Let’s say you do get mugged. Or pickpocketed. What now? Keep calm. Easy in theory, but tough in practice, but your safety is more important than your belongings, so hand over your phone and hand over your cash. Then, find the nearest phone or business and call 911 (the same number as in the United States). Then, cancel any cards and change any passwords, as necessary. If they took your passport, contact your embassy. Finally, report the crime and make a statement at the nearest police station because you’ll need one to file an insurance claim.
Is It Safe to Drive in Mexico City?
Driving in Mexico City is generally safe, but unnecessary, stressful, and possibly misguided. After all, plenty of affordable public transport options exist in this already traffic-clogged city.
Drivers in Mexico City take a very liberal interpretation of the rules of the road. Expect left turns from the far right lane and vice-versa.
A visit to Mexico City means you’ll be sitting in traffic quite a bit, traveling down unknown roads, and dealing with informal driving customs. If you can choose between driving and being driven, I suggest letting a local expert take the wheel.
Is It Safe in Mexico City?
Yes. And no. I’m generally skeptical of anyone who gives a blanket “Mexico City is totally safe/unsafe!” assessment because, like any big city, there are questionable neighborhoods and lurking dangers.
Having said that, in the spots you—a tourist—will likely visit, that answer skews more to the “yes, Mexico City is safe” side of things.
Sure, keep a low profile and watch out for pickpockets. Take reasonable precautions to keep yourself safe, like keeping a constant eye on your things when out and about and maybe leaving that hefty DSLR in the hotel when you go out at night.
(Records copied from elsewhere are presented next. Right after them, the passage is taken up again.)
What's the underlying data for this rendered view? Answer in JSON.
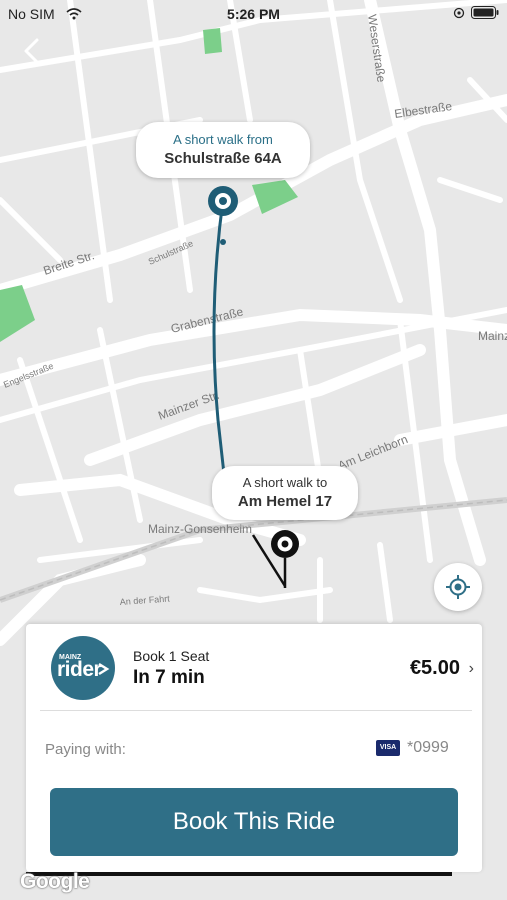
{
  "status_bar": {
    "carrier": "No SIM",
    "time": "5:26 PM"
  },
  "map": {
    "streets": [
      "Breite Str.",
      "Grabenstraße",
      "Mainzer Str.",
      "Elbestraße",
      "Weserstraße",
      "Schulstraße",
      "Am Leichborn",
      "An der Fahrt",
      "Engelsstraße",
      "Mainz-Gonsenheim"
    ],
    "colors": {
      "route": "#1f5d76",
      "park": "#7ccf8a"
    }
  },
  "pickup_bubble": {
    "line1": "A short walk from",
    "line2": "Schulstraße 64A"
  },
  "dropoff_bubble": {
    "line1": "A short walk to",
    "line2": "Am Hemel 17"
  },
  "ride": {
    "logo_small": "MAINZ",
    "logo_big": "rider",
    "seat": "Book 1 Seat",
    "eta": "In 7 min",
    "price": "€5.00"
  },
  "payment": {
    "label": "Paying with:",
    "card_brand": "VISA",
    "card": "*0999"
  },
  "book_button": "Book This Ride",
  "attribution": "Google",
  "icons": [
    "back-arrow-icon",
    "wifi-icon",
    "battery-icon",
    "locate-icon",
    "chevron-right-icon",
    "visa-icon"
  ],
  "accent": "#2f6f87"
}
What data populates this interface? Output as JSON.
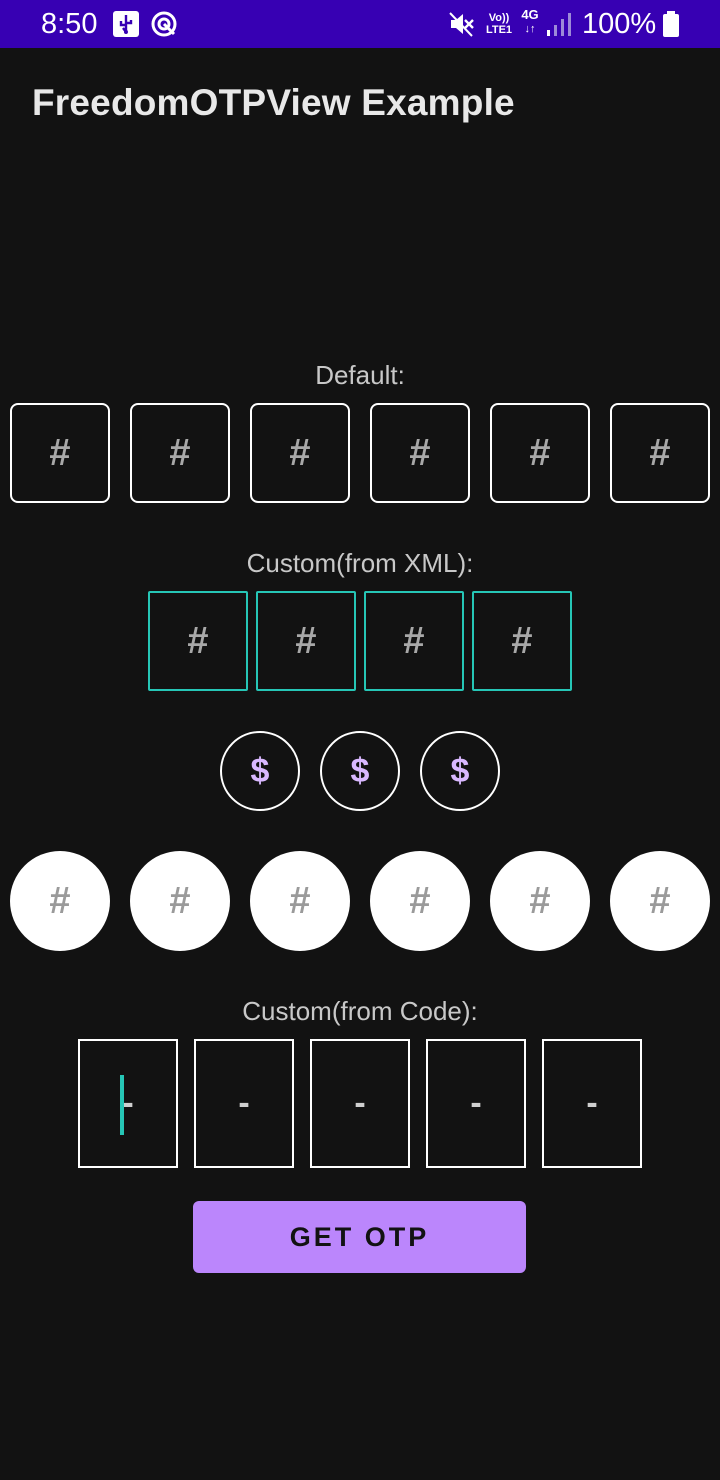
{
  "status_bar": {
    "time": "8:50",
    "network_volte": "Vo)) LTE1",
    "network_type": "4G",
    "battery_percent": "100%",
    "icons": [
      "usb-icon",
      "sync-icon",
      "mute-icon",
      "signal-icon",
      "battery-icon"
    ]
  },
  "app": {
    "title": "FreedomOTPView Example"
  },
  "sections": {
    "default": {
      "label": "Default:",
      "fields": [
        "#",
        "#",
        "#",
        "#",
        "#",
        "#"
      ]
    },
    "xml": {
      "label": "Custom(from XML):",
      "fields": [
        "#",
        "#",
        "#",
        "#"
      ]
    },
    "dollar": {
      "fields": [
        "$",
        "$",
        "$"
      ]
    },
    "circles": {
      "fields": [
        "#",
        "#",
        "#",
        "#",
        "#",
        "#"
      ]
    },
    "code": {
      "label": "Custom(from Code):",
      "fields": [
        "-",
        "-",
        "-",
        "-",
        "-"
      ]
    }
  },
  "button": {
    "label": "GET OTP"
  },
  "colors": {
    "status_bar": "#3700b3",
    "background": "#121212",
    "accent": "#bb86fc",
    "teal": "#26c6b6"
  }
}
But don’t let unwarranted, all-consuming fear deter you from visiting one of the coolest cities in the world.
We're actually relocating from Los Angeles to Mexico City because we feel safer there. Violent crime in LA is up 50% with frequent home invasions, armed robbery in broad daylight, and ddialy violence on the Metro.